The letter cited three primary concerns:

–Holding period measurement. The legislation would unintentionally extend the holding period requirement well beyond the 3 or 5 years suggested in the bill’s description. “Some real estate assets that are held for 8 years, 10 years, or even longer would not qualify for long-term capital gains treatment,” the letter said. “This is because the holding period would not start until a partnership had acquired substantially all of its assets. In the case of an open-ended fund that has no predetermined end date, it may never meet the holding period’s ‘substantially all’ requirement.

As a result, the letter said, the bill would greatly distort and misalign the interests of general partners vis-vis limited partners who are not subject to these arbitrary rules. It would drive the potential for new and unnecessary conflicts between parties. In addition, the holding period changes would unfairly deny capital gains treatment to the income that arises from many productive, long-term investments simply because of the owners’ partnership structure. The fact that a partnership invests in more than one building or business should not distort the basic economic reality and longstanding principle that each asset is taxed ad its own capital investment with its own lifespan and holding period.

–Extension to section 1231 gain common in housing and other real estate projects. The pointes out the legislation, perhaps unintentionally, would extend the holding period requirement to other types of carried interest income common in the construction and improvement of housing and other real estate. Specifically, the expanded carried interest rules would pull in section 1231 gain —net gain from property used in a trade or business or held for the production of income.

The letter noted the Section 1231 gain was excluded from the regime when it was enacted in 2017. “Many real estate funds construct or rehabilitate housing and sell it within two years so they can finance the next housing project,” the letter said. “Extending the 3-year holding period will slow down their housing development as funds hold on to the property for another year, or it likely will drive up rents on the property to recuperate the additional tax liability. The proposed change is counterproductive to addressing the severe housing and crisis throughout the country.”

–Retroactivity.
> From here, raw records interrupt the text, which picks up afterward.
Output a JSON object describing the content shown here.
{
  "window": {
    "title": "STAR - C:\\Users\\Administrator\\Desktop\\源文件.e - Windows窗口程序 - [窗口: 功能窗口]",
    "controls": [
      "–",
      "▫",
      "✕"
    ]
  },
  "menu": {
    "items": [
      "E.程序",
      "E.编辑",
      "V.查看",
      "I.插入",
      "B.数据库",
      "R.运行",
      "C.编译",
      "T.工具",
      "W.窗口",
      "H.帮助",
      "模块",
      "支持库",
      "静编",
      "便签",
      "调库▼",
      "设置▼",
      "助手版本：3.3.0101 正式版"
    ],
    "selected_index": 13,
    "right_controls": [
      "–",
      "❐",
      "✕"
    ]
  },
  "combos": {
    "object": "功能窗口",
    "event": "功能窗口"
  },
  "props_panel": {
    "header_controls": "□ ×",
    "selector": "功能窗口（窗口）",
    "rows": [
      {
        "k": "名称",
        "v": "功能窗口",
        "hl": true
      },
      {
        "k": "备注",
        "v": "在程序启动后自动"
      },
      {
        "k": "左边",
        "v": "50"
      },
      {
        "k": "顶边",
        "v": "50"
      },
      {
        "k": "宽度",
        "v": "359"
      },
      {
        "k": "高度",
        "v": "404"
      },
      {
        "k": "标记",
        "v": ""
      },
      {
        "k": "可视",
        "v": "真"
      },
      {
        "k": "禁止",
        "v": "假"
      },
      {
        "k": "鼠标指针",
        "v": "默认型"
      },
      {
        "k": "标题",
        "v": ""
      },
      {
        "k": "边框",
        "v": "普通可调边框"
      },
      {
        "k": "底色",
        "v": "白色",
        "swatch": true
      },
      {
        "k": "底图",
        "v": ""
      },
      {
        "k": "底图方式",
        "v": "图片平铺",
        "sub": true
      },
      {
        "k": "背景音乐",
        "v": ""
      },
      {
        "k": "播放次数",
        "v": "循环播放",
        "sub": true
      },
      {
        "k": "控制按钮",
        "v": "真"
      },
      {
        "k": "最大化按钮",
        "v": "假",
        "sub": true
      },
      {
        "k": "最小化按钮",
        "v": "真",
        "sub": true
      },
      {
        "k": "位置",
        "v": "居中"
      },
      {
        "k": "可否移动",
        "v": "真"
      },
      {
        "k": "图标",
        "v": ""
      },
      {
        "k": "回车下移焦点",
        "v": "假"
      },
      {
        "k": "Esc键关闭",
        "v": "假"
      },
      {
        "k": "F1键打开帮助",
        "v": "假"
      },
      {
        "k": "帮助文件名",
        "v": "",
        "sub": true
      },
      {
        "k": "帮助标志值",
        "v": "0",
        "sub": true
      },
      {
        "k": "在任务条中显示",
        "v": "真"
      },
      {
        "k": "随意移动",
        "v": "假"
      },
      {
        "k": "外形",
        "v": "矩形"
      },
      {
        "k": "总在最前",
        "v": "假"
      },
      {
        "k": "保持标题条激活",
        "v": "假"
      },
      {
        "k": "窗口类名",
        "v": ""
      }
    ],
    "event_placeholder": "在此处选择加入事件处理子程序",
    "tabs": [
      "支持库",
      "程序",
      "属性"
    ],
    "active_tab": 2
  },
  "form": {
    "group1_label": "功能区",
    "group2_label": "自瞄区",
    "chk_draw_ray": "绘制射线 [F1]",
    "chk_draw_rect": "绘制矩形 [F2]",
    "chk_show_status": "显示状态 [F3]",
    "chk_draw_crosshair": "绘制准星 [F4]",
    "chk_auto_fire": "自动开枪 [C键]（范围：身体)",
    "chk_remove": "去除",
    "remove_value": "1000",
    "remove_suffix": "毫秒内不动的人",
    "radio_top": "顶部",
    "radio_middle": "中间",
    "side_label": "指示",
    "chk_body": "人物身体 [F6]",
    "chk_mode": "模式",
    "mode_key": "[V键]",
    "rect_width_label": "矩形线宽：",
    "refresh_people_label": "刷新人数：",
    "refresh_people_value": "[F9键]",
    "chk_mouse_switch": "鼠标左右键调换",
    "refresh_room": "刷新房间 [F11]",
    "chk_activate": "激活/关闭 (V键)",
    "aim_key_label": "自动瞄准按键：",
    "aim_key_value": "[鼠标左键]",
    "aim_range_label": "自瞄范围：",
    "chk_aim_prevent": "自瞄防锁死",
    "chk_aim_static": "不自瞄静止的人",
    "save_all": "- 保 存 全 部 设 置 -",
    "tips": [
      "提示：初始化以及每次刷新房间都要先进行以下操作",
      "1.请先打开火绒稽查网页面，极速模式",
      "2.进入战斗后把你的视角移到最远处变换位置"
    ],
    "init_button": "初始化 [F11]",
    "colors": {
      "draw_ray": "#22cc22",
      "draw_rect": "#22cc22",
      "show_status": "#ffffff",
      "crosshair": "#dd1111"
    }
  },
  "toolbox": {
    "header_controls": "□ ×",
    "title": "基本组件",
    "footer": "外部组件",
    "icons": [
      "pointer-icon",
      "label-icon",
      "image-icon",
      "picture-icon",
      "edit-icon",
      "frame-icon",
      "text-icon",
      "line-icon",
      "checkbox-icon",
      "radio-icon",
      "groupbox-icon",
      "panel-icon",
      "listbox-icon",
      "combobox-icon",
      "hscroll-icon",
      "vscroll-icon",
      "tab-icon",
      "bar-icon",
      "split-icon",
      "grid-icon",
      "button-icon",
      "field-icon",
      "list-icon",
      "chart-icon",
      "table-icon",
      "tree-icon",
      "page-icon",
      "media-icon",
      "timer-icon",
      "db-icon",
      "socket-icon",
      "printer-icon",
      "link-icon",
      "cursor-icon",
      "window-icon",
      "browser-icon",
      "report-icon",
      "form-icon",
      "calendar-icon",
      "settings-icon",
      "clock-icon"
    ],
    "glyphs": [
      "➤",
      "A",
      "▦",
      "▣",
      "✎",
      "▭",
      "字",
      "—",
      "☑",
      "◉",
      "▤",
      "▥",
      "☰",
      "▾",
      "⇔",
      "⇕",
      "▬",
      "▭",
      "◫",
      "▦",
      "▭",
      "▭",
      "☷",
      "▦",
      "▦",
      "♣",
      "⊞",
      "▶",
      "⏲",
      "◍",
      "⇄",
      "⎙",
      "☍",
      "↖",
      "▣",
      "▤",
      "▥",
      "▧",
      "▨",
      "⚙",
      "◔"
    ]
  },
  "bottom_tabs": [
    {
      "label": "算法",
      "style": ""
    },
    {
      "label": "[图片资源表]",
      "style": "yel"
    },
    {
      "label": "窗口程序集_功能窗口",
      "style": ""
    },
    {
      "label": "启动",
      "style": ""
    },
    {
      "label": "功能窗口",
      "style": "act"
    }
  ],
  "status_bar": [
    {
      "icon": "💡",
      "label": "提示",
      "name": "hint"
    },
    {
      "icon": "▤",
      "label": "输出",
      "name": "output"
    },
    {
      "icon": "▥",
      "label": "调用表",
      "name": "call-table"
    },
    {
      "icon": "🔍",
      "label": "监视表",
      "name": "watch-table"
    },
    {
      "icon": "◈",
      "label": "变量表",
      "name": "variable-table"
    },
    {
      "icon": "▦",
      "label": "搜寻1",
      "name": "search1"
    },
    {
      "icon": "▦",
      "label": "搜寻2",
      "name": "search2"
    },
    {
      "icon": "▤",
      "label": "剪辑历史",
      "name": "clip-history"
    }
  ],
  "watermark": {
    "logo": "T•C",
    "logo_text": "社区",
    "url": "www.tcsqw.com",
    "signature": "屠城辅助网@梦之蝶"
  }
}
The legislation would apply retroactively to partnership agreements executed years earlier. In some cases, the result would be to change the tax rate for one partner to the agreement and not the others. “This could alter the basic and mutually agreed economics of the original deal between the parties, and further undermine the predictability of the tax system,” the letter said.

“Carried interest is a vital tool contributing to capital formation and new housing development, productive risk-taking and job creation,” the letter said. “Changes to carried interest could have profound, unintended consequences for the main streets of cities all across our country. Property taxes on real estate contribute 75 percent of local tax revenue and provide a stable and reliable source of funding for vital public services like education and law enforcement.

“Achieving tax fairness is complicated,” the letter noted. “Simple solutions often are not solutions at all. Now is not the time to impose a tax increase on the countless Americans who use partnerships to develop, own and operate housing and other commercial real estate. We urge you to preserve current tax law as it relates to carried interest.”

Joining MBA in the letter: American Resort Development Association; American Seniors Housing Association; Building Owners & Managers Association; CCIM Institute; CRE Finance Council; ICSC; Institute of Real Estate Management; NAIOP, the Commercial Real Estate Development Association; National Apartment Association; National Association of Home Builders; National Association of Realtors; National Multifamily Housing Council; The Real Estate Roundtable; and the Realtors Land Institute.